As this happens, more and more people who claim to be Christians do the unexpected.

Like many of the disciples of Jesus in this Sunday’s Gospel, they will walk away.

They no longer accompany Jesus.

They decide to embrace the values of the society around them and reject those of Jesus Christ.

You and I might say “Well, I am not one of them, I am in church aren’t I.”
Well, I can remember some time ago a wise man sharing some advice with me.

He said, “Sitting in my garage an hour a week doesn’t make me a car, and so is it with sitting in a church one hour a week, it doesn’t magically make me Christian.”

The serious questions we need to ask ourselves are:
Am I a faithful disciple of Jesus Christ?
  • Am I fervent in my prayer life? Do I even know who Christ is?
  • Do I serve those around me or do I only serve myself?
  • Am I here today cleansed of sin by the use of regular confession?
  • Can others see the love of Christ in my actions and behaviors?
  • Do I turn to the Church for guidance in my life, or do I let the world guide me?
  • Do I believe in all that the Church teaches, or just some of it?

For many of us the answers will be less than a resounding “Yes.”

Maybe some of us are at best Luke-warm in our faith and we are now just beginning to realize it.

So, what do we do about it?

The first thing is to realize that God is working in you right now with his grace.

Recognizing our faults, our limitations, our “Luke-warmness” is purely a gift from God.

It is with this gift that he is asking for us to respond.

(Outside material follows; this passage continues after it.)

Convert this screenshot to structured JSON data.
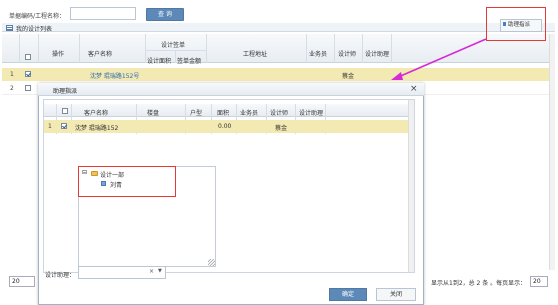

Recognizing that our life is less than full provides an opportunity to turn toward the one, the only one, who can fill us and make us complete.

Maybe Jesus is asking us right now to make a choice just as he asked Peter when Christ asked if he would also leave.

And what did Peter share when asked such a question, “Master, to whom shall we go?

You have the words of eternal life.

We have come to believe and are convinced that you are the Holy One of God.”

God has given us a free will and he will allow us to make our own decisions in life, just as he allowed all those disciples to say:

“How can this man give us his flesh to eat?”
“Who can accept this?”

He also allows us to question our faith and our Church as some do?

“But why can’t I have premarital sex?”
“What is so wrong with living an active homosexual life?”
“Why can’t women be ordained?”
“Why can’t I use birth control?
“Why can’t I pick and choose what I want to believe?”

The Church is very clear on her teachings, and anyone who desires an answer can pick up the catechism to see why the Church believes what she believes.

Yet, many will struggle and reject the teachings of Christ’s church, often without any effort to see why the church teaches what she does, and many will walk away, some physically, and some mentally.

They might be present in Church, but their hearts are not.

So what is the point that I am trying to share?

Being Christian is more that claiming to be a Christian.

It isn’t as much a title as it is a way of life, fully committed, and fully engaged.

It has a lot to do with self-reflection and being humble and honest enough to see yourself in the truth and light of God, to see yourself as God might see you.

Let us begin today to sincerely reflect upon our relationship with God, with Christ, and with the Holy Spirit.

Let us each reflect upon just how engaged we are with being a Christian and better yet, with living a Catholic way of life.

Let’s God’s voice speak to you in the quiet of your heart and be ready for what he will say.

Spend time in holy adoration in the presence of God.

Speak to him daily and throughout the day, and most importantly listen.

Listen to him in the quiet of your soul.
Listen to him in the people and events he places in your life.
Listen to him in your celebrations and also in your sufferings.
Listen to him as you receive him today in the holy Eucharist.
Listen to him as he asks “Have you left me too?”

I hope and pray your response will be:

“Master, to whom shall we go?
You have the words of eternal life.
You are the Holy One of God.”

Thursday, May 03, 2018

The iGeneration (iPhone/iPad) and how it has affected the youth in our Church and Culture.


Deacon Pat, Darrell, Mike, and Father Uhlenkott discuss the iGeneration.